Books that document campaigns are a dime a dozen. But Charley’s lean, conversational writing told the human side.
Take Johnson. The President, dubbed “Ol’ Cornpone” by the Left and the Right, time and again plunged enthusiastically into large crowds in 1964, pushing Secret Service agents and police aside, Charley writes in Campaign Fever. “The President liked to sit in a rocker at the ranch and reminisce about the old days, but he did not seem to be completely happy unless he could step into the next room now and again, sit down with a clutch of aides who had flown in from Washington, and pass some miracle of state in time for the morning papers. Then he would lead the visitors out to look at his bulls and perhaps to hear one of his favorite stories, the one about Magnus Johnson, the Minnesota congressman who got carried away in debate and bellowed to the House, ‘The only thing to do is grab the bull by the tail and look the situation in the face.’”

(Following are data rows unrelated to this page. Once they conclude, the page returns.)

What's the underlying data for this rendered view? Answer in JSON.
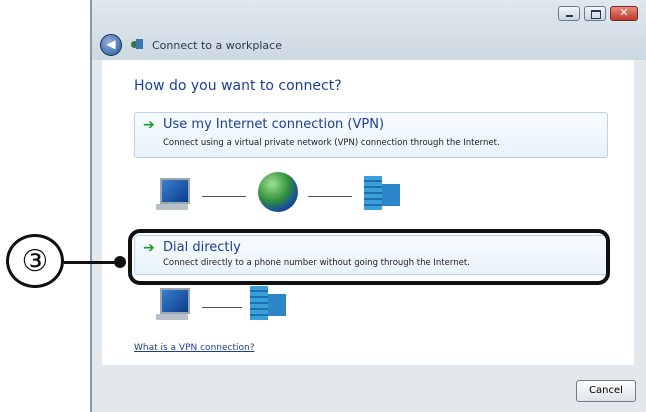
{
  "window": {
    "title": "Connect to a workplace",
    "heading": "How do you want to connect?"
  },
  "options": [
    {
      "title": "Use my Internet connection (VPN)",
      "description": "Connect using a virtual private network (VPN) connection through the Internet."
    },
    {
      "title": "Dial directly",
      "description": "Connect directly to a phone number without going through the Internet."
    }
  ],
  "help_link": "What is a VPN connection?",
  "buttons": {
    "cancel": "Cancel"
  },
  "callout": {
    "number": "③"
  },
  "icons": {
    "back": "back-arrow-icon",
    "wizard": "network-wizard-icon",
    "option_arrow": "green-arrow-icon",
    "computer": "computer-icon",
    "internet": "globe-icon",
    "workplace": "office-building-icon"
  },
  "colors": {
    "link": "#1c3f94",
    "arrow": "#1c9a2c"
  }
}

Or take Barry Goldwater.
During the campaign, the Republican was seen as uncaring on Social Security and nuts on nuclear war. But he seemed a personally decent guy – who would rather be doing anything than campaigning. Reaching one stop early, he and the press found no one but three women in a kitchen making sandwiches, Charley writes. “Goldwater stomped the snow off his galoshes and said hello to the ladies. Then he fell into conversation with several photographers on the subject of lenses. He enjoyed talking about lenses and cameras and deserted the subject regretfully when some reporters gathered around and insisted upon talking politics. A photographer asked the candidate to pose eating a sandwich, for some reason, and he began to eat one. Then one of the good ladies worried aloud about Goldwater having to eat a sandwich without anything to drink. ‘Get him some milk,’ she said with sudden inspiration, and the candidate was given a paper cup, which he drained obediently without betraying that it was coffee cream.”
Charley actually liked politics and politicians. He found the best in people and, while not at all taken in by their political shenanigans, treated them kindly when revealing those shenanigans. He brought clear thinking and a smile. And hope.
We could use him now.
Charley wrote but three books, all while in his 30s, and with his columns and TV programs not often being accessed, I fear he may not be long remembered. (Here’s a fine post-retirement speech to call up: “Humor in Politics.”) I urge you to pick up Campaign Fever at a library or online, along with his column collections, One Thing After Another and What Did You Have in Mind? Fearing you might not, I’ll include some excerpts online with this column, at BoomerMagazine.com/mcdowell.
It’s possible their use will somehow infringe on someone’s copyright.
But I can hear Charley now. “Ohhhh, that’s just NON-sense. You go right ahead and use it.”
Ray McAllister, former Richmond Times-Dispatch columnist and former Boomer editor, is the writer of six books. An expanded 10th anniversary edition of his Wrightsville Beach: The Luminous Island, a paperback edition of Ocracoke: The Pearl of the Outer Banks, and an audiobook of Hatteras Island: Keeper of the Outer Banks have just been released. He has also published two books by other writers this year, including Flights of Fancy by Randy and Barbara Fitzgerald. RayMcAllister.com.